(Extracted material):
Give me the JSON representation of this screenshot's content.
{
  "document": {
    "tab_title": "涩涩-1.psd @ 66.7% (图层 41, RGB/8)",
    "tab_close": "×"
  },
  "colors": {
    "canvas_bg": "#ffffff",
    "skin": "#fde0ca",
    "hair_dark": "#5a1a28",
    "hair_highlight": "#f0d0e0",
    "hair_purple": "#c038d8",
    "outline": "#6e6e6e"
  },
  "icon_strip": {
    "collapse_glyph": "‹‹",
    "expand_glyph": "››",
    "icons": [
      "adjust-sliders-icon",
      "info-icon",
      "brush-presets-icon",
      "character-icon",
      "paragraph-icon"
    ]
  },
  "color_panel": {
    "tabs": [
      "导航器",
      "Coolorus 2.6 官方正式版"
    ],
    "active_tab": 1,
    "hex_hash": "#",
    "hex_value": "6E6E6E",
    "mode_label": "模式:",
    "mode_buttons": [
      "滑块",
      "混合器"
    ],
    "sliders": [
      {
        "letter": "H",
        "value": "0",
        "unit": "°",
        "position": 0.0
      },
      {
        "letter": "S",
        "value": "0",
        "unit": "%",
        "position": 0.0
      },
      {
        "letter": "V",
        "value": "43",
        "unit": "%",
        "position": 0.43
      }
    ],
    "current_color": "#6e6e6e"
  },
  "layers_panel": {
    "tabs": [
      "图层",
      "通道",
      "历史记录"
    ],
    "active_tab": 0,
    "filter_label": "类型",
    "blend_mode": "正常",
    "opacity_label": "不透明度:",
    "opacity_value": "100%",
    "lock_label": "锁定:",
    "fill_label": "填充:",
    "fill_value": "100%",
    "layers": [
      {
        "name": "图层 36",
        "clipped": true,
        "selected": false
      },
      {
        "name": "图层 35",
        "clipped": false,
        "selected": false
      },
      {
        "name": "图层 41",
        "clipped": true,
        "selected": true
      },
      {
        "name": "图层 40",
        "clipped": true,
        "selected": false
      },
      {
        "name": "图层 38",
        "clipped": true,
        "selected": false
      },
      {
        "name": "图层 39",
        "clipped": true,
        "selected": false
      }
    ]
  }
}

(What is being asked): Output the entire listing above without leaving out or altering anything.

(Solution to this problem):
Give me the JSON representation of this screenshot's content.
{
  "document": {
    "tab_title": "涩涩-1.psd @ 66.7% (图层 41, RGB/8)",
    "tab_close": "×"
  },
  "colors": {
    "canvas_bg": "#ffffff",
    "skin": "#fde0ca",
    "hair_dark": "#5a1a28",
    "hair_highlight": "#f0d0e0",
    "hair_purple": "#c038d8",
    "outline": "#6e6e6e"
  },
  "icon_strip": {
    "collapse_glyph": "‹‹",
    "expand_glyph": "››",
    "icons": [
      "adjust-sliders-icon",
      "info-icon",
      "brush-presets-icon",
      "character-icon",
      "paragraph-icon"
    ]
  },
  "color_panel": {
    "tabs": [
      "导航器",
      "Coolorus 2.6 官方正式版"
    ],
    "active_tab": 1,
    "hex_hash": "#",
    "hex_value": "6E6E6E",
    "mode_label": "模式:",
    "mode_buttons": [
      "滑块",
      "混合器"
    ],
    "sliders": [
      {
        "letter": "H",
        "value": "0",
        "unit": "°",
        "position": 0.0
      },
      {
        "letter": "S",
        "value": "0",
        "unit": "%",
        "position": 0.0
      },
      {
        "letter": "V",
        "value": "43",
        "unit": "%",
        "position": 0.43
      }
    ],
    "current_color": "#6e6e6e"
  },
  "layers_panel": {
    "tabs": [
      "图层",
      "通道",
      "历史记录"
    ],
    "active_tab": 0,
    "filter_label": "类型",
    "blend_mode": "正常",
    "opacity_label": "不透明度:",
    "opacity_value": "100%",
    "lock_label": "锁定:",
    "fill_label": "填充:",
    "fill_value": "100%",
    "layers": [
      {
        "name": "图层 36",
        "clipped": true,
        "selected": false
      },
      {
        "name": "图层 35",
        "clipped": false,
        "selected": false
      },
      {
        "name": "图层 41",
        "clipped": true,
        "selected": true
      },
      {
        "name": "图层 40",
        "clipped": true,
        "selected": false
      },
      {
        "name": "图层 38",
        "clipped": true,
        "selected": false
      },
      {
        "name": "图层 39",
        "clipped": true,
        "selected": false
      }
    ]
  }
}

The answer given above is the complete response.